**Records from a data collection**
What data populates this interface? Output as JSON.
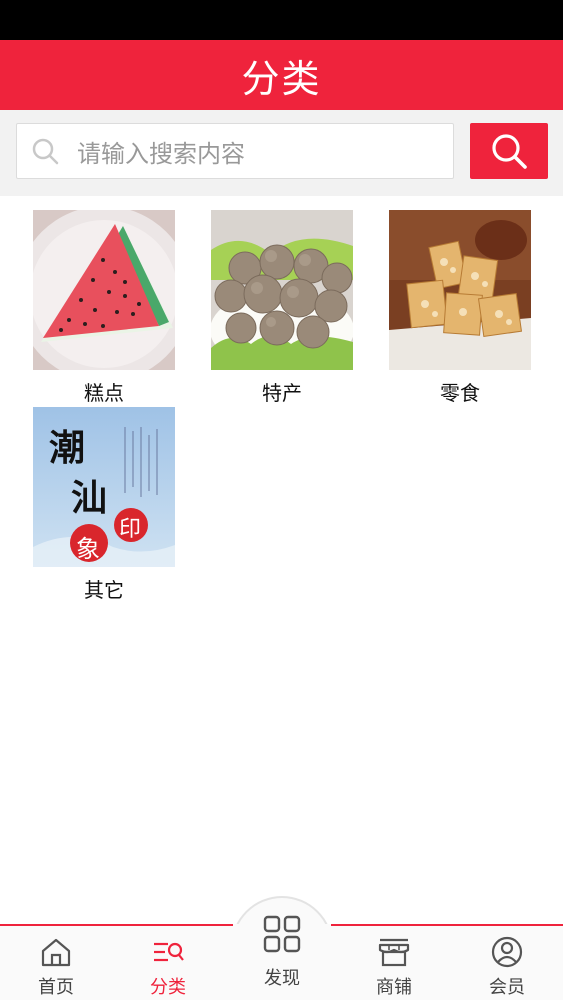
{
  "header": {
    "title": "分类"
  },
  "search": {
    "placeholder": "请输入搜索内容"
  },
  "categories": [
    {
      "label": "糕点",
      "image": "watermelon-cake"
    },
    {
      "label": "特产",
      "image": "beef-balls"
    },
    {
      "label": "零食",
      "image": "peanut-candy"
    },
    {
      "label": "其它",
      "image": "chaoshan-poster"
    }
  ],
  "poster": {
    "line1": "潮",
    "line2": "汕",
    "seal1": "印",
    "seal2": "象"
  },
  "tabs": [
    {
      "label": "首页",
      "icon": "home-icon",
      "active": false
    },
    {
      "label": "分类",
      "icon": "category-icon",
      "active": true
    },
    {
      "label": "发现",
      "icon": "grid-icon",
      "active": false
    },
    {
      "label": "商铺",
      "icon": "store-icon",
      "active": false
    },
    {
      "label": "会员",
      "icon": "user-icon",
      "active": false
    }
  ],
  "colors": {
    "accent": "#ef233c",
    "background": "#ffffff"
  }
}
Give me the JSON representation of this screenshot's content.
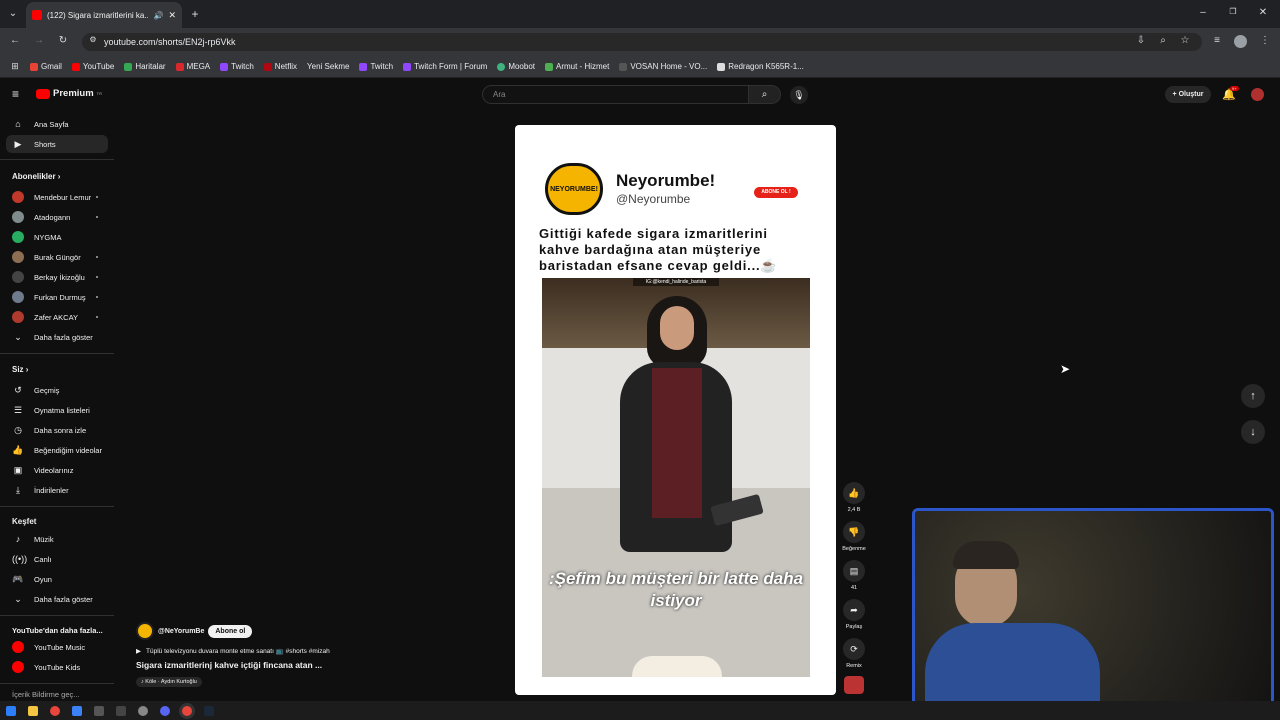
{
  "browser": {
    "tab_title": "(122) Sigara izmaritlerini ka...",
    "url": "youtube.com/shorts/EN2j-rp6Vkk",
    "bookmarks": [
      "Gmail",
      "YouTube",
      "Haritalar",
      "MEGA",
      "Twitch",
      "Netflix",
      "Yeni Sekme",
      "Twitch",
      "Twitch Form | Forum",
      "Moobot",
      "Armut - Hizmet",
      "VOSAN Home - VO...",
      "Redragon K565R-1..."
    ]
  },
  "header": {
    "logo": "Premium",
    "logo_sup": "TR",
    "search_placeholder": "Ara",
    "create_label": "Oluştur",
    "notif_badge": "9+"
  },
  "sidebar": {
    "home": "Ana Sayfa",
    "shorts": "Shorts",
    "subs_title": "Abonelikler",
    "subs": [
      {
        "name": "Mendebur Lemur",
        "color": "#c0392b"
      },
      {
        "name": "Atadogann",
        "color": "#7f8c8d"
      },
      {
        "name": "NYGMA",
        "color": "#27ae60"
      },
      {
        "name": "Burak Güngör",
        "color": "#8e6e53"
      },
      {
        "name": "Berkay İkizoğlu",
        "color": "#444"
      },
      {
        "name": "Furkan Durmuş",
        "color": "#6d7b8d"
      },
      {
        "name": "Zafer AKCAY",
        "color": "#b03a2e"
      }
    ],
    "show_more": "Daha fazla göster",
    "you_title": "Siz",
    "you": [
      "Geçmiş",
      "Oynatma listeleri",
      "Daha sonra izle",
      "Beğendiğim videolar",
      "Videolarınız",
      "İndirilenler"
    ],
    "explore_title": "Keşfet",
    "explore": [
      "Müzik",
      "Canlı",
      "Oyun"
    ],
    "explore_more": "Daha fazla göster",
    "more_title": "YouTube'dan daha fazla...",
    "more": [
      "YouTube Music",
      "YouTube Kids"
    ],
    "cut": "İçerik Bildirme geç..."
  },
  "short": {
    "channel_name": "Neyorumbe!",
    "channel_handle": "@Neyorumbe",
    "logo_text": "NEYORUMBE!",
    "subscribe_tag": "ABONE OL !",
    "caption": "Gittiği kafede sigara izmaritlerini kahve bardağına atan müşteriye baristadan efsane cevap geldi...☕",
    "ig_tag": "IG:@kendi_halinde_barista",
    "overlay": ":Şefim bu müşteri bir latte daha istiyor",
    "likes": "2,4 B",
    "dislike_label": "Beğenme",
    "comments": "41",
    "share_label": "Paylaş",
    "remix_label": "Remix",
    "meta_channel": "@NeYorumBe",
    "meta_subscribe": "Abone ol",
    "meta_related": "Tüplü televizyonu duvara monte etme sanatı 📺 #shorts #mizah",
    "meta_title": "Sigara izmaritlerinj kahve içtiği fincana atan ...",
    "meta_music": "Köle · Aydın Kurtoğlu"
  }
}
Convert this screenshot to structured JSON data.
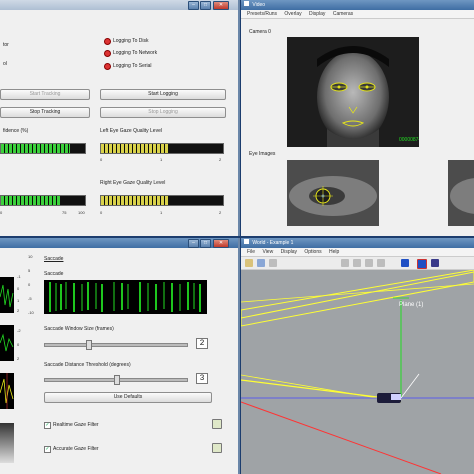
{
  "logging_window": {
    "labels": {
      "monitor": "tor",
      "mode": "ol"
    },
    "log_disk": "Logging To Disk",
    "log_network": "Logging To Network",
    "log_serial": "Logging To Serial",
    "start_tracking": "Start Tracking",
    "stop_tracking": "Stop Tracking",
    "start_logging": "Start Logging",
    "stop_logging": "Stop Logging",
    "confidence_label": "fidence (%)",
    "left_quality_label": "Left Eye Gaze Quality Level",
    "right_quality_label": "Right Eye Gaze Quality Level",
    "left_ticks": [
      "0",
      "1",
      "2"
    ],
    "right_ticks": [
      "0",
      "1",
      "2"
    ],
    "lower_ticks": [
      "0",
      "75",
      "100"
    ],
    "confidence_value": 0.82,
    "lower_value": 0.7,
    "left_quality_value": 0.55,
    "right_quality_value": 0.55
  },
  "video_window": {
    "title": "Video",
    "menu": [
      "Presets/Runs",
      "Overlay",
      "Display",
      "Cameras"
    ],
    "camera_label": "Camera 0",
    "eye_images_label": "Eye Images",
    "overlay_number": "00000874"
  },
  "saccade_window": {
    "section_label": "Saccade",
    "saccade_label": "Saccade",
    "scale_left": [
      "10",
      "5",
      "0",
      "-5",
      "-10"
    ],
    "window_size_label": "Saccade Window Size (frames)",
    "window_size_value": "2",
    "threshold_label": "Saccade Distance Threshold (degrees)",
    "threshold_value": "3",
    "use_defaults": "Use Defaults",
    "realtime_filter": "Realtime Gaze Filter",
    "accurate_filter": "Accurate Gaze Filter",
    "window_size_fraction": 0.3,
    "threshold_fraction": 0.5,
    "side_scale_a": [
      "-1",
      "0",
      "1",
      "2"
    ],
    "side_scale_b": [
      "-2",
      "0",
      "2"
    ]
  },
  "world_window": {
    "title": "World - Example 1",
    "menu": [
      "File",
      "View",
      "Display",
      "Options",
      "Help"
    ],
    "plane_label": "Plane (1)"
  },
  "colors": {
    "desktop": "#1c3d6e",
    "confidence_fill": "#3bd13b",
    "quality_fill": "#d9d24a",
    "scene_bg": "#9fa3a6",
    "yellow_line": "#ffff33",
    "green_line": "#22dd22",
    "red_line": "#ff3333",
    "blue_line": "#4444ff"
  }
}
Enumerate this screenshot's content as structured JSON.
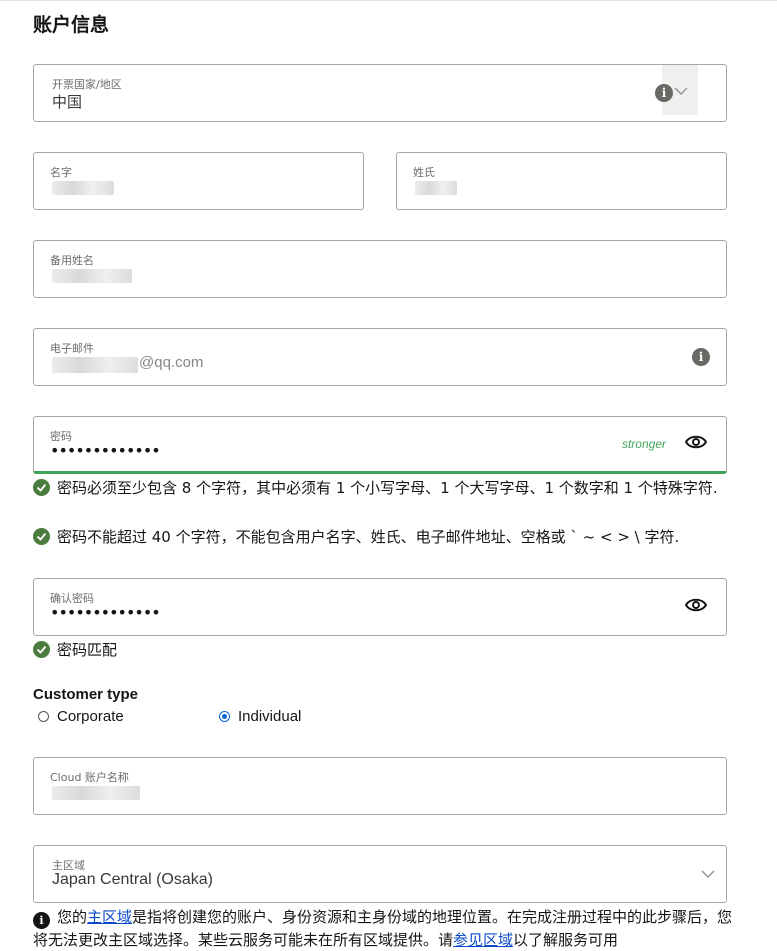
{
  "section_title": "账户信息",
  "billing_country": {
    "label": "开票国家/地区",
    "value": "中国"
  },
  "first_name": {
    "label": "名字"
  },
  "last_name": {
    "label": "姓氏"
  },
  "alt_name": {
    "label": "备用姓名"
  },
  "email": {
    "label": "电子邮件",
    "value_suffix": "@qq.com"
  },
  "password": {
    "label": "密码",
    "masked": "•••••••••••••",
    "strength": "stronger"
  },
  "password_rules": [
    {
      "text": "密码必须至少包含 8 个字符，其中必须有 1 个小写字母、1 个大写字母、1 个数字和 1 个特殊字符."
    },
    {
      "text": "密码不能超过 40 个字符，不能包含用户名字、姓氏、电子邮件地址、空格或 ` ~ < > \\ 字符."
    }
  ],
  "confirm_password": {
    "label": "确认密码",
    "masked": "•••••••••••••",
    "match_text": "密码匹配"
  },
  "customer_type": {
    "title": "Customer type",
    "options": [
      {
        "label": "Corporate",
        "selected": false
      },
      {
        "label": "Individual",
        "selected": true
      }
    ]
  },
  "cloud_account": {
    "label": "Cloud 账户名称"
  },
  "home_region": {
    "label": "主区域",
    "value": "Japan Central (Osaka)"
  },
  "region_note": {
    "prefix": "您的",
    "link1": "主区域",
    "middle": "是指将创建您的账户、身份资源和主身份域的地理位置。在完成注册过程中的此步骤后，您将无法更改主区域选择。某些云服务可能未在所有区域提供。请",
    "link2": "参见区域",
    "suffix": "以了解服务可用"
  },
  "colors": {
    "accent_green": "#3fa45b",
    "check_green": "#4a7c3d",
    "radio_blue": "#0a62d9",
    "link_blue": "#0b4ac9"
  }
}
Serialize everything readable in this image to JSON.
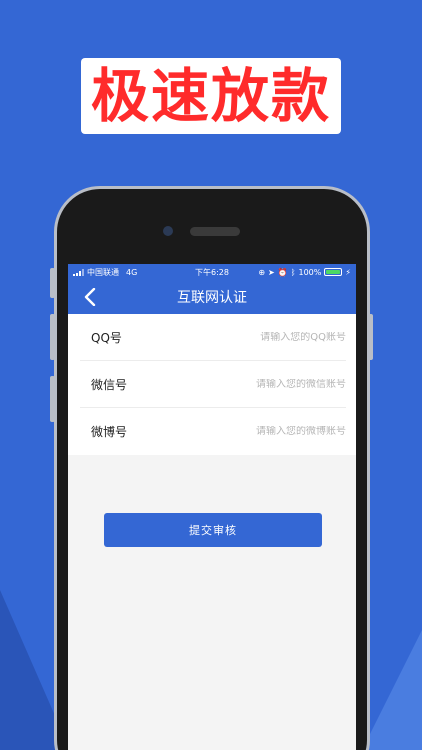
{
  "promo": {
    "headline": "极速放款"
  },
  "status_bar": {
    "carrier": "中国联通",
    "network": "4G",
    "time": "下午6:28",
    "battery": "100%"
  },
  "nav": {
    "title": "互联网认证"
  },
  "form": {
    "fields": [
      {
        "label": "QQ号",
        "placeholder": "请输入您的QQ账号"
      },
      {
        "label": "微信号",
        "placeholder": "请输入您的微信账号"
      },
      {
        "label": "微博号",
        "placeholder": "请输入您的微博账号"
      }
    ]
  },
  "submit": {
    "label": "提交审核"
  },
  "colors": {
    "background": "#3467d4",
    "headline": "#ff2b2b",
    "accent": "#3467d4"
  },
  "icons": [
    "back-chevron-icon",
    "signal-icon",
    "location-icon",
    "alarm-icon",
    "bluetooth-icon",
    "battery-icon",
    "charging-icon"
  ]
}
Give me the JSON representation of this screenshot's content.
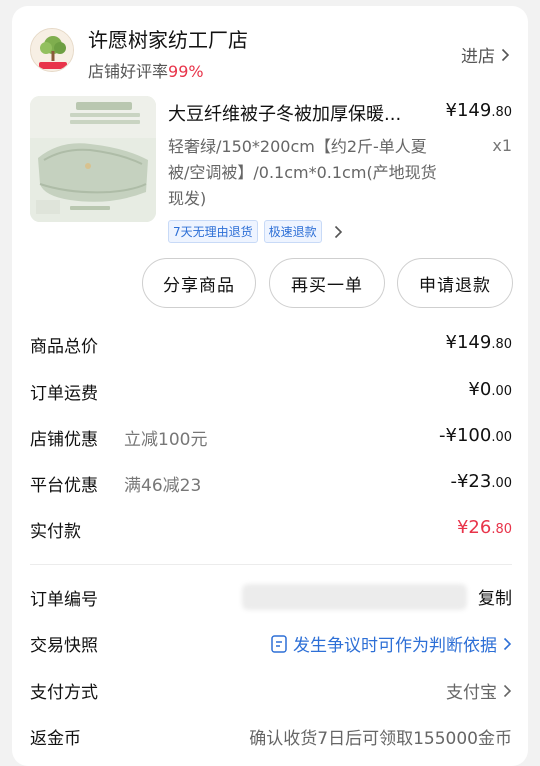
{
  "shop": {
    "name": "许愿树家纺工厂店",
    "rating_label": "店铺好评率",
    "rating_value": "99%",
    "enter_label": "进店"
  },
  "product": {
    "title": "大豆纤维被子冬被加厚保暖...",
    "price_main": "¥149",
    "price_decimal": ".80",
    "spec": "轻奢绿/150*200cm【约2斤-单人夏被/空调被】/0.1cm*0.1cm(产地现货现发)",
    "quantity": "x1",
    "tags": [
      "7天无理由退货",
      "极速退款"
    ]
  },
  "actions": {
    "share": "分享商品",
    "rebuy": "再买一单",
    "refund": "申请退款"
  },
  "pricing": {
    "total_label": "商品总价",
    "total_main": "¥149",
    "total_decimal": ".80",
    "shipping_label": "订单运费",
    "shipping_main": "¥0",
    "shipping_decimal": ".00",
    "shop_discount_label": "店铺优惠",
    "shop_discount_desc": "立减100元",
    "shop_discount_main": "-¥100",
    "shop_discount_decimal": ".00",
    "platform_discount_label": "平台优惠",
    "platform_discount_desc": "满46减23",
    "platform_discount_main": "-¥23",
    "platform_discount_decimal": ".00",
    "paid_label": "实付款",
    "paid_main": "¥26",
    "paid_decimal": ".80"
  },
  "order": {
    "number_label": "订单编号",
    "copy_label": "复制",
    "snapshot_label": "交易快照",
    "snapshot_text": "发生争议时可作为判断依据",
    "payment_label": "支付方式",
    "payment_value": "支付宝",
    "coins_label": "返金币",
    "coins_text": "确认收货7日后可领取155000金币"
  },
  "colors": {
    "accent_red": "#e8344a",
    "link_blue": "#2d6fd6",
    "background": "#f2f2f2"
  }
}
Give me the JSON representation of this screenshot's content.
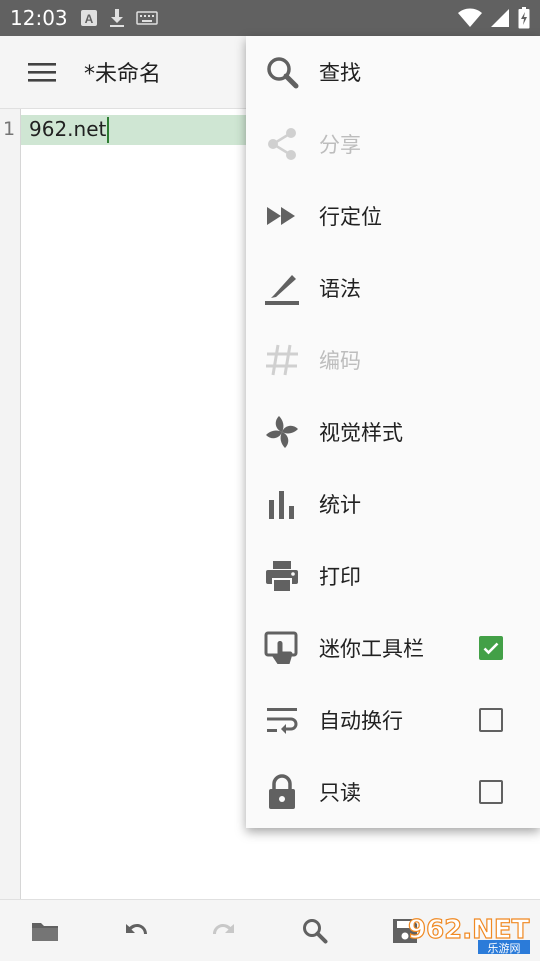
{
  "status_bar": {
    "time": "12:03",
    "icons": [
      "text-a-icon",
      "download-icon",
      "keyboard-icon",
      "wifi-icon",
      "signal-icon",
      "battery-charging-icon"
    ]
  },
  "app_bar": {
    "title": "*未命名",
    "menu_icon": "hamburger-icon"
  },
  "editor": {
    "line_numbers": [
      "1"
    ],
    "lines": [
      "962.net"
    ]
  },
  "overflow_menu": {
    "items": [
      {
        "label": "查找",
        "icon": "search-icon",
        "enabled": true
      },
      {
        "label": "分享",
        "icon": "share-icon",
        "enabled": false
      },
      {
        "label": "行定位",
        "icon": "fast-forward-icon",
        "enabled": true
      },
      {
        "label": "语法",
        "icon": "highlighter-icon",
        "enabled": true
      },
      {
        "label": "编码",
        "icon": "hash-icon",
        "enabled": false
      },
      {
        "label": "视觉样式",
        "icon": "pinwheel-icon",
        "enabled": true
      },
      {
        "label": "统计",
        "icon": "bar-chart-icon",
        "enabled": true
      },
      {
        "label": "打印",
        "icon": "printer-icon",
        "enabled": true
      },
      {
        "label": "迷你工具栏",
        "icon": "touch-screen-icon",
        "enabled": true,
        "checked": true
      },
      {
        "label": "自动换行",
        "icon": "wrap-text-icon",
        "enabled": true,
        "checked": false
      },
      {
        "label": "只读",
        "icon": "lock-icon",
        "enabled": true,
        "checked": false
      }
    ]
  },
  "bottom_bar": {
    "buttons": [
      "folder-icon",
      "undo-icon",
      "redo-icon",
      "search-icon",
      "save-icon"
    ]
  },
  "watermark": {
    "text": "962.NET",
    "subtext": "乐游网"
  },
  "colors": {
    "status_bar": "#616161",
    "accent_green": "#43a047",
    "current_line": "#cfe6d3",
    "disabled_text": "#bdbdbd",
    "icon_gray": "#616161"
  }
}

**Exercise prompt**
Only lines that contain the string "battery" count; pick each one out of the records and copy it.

**Result for this task**
    "battery": "100%"
    "battery-icon",
      "battery-charging-icon"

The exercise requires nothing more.